▸ **YOUR GOAL**: For every record below, repeat the text exactly and pass over any image.

▸ **PROVIDED INFORMATION**:
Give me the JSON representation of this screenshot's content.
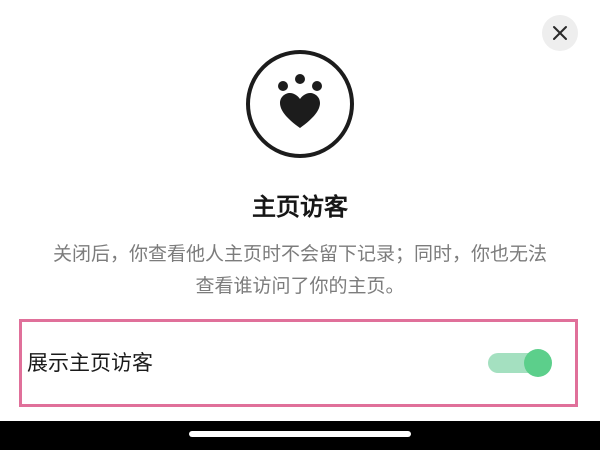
{
  "dialog": {
    "close_icon": "close-icon",
    "emblem_icon": "paw-heart-icon",
    "title": "主页访客",
    "description_lines": [
      "关闭后，你查看他人主页时不会留下记录；同时，你也无法",
      "查看谁访问了你的主页。"
    ]
  },
  "setting": {
    "label": "展示主页访客",
    "toggle_on": true
  },
  "colors": {
    "toggle_knob": "#5ccf8b",
    "toggle_track": "#a4e0c0",
    "highlight_border": "#e0709a",
    "emblem": "#1c1c1c"
  }
}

▸ **ANSWER SPACE**:
Give me the JSON representation of this screenshot's content.
{
  "dialog": {
    "close_icon": "close-icon",
    "emblem_icon": "paw-heart-icon",
    "title": "主页访客",
    "description_lines": [
      "关闭后，你查看他人主页时不会留下记录；同时，你也无法",
      "查看谁访问了你的主页。"
    ]
  },
  "setting": {
    "label": "展示主页访客",
    "toggle_on": true
  },
  "colors": {
    "toggle_knob": "#5ccf8b",
    "toggle_track": "#a4e0c0",
    "highlight_border": "#e0709a",
    "emblem": "#1c1c1c"
  }
}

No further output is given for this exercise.